• Supplied records:

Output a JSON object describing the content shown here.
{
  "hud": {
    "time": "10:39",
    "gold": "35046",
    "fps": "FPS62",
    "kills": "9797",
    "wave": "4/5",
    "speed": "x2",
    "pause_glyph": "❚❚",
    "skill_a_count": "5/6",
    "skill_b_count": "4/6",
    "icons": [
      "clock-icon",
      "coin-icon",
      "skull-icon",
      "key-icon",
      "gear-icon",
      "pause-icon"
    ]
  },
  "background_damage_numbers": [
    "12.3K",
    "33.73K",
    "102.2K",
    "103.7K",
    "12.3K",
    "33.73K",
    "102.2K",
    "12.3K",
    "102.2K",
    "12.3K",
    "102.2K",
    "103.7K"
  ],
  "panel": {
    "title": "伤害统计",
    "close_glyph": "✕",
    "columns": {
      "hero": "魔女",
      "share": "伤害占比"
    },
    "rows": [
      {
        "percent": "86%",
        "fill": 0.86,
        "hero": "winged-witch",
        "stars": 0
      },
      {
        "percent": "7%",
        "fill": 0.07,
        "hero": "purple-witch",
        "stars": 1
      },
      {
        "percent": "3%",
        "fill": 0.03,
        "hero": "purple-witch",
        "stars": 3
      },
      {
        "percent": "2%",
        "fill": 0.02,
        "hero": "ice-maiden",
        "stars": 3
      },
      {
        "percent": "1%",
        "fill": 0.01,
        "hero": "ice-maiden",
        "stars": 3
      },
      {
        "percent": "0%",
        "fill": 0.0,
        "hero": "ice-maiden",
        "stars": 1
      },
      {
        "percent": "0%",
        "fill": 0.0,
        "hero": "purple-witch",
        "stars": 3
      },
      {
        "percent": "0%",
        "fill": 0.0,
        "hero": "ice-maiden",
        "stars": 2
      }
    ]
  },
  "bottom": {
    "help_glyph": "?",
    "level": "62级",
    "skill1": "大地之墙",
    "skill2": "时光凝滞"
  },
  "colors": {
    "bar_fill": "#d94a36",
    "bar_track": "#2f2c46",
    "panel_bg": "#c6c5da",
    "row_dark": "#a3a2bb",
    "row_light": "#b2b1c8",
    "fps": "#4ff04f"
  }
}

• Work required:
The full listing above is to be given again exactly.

• Exercise answer:
Output a JSON object describing the content shown here.
{
  "hud": {
    "time": "10:39",
    "gold": "35046",
    "fps": "FPS62",
    "kills": "9797",
    "wave": "4/5",
    "speed": "x2",
    "pause_glyph": "❚❚",
    "skill_a_count": "5/6",
    "skill_b_count": "4/6",
    "icons": [
      "clock-icon",
      "coin-icon",
      "skull-icon",
      "key-icon",
      "gear-icon",
      "pause-icon"
    ]
  },
  "background_damage_numbers": [
    "12.3K",
    "33.73K",
    "102.2K",
    "103.7K",
    "12.3K",
    "33.73K",
    "102.2K",
    "12.3K",
    "102.2K",
    "12.3K",
    "102.2K",
    "103.7K"
  ],
  "panel": {
    "title": "伤害统计",
    "close_glyph": "✕",
    "columns": {
      "hero": "魔女",
      "share": "伤害占比"
    },
    "rows": [
      {
        "percent": "86%",
        "fill": 0.86,
        "hero": "winged-witch",
        "stars": 0
      },
      {
        "percent": "7%",
        "fill": 0.07,
        "hero": "purple-witch",
        "stars": 1
      },
      {
        "percent": "3%",
        "fill": 0.03,
        "hero": "purple-witch",
        "stars": 3
      },
      {
        "percent": "2%",
        "fill": 0.02,
        "hero": "ice-maiden",
        "stars": 3
      },
      {
        "percent": "1%",
        "fill": 0.01,
        "hero": "ice-maiden",
        "stars": 3
      },
      {
        "percent": "0%",
        "fill": 0.0,
        "hero": "ice-maiden",
        "stars": 1
      },
      {
        "percent": "0%",
        "fill": 0.0,
        "hero": "purple-witch",
        "stars": 3
      },
      {
        "percent": "0%",
        "fill": 0.0,
        "hero": "ice-maiden",
        "stars": 2
      }
    ]
  },
  "bottom": {
    "help_glyph": "?",
    "level": "62级",
    "skill1": "大地之墙",
    "skill2": "时光凝滞"
  },
  "colors": {
    "bar_fill": "#d94a36",
    "bar_track": "#2f2c46",
    "panel_bg": "#c6c5da",
    "row_dark": "#a3a2bb",
    "row_light": "#b2b1c8",
    "fps": "#4ff04f"
  }
}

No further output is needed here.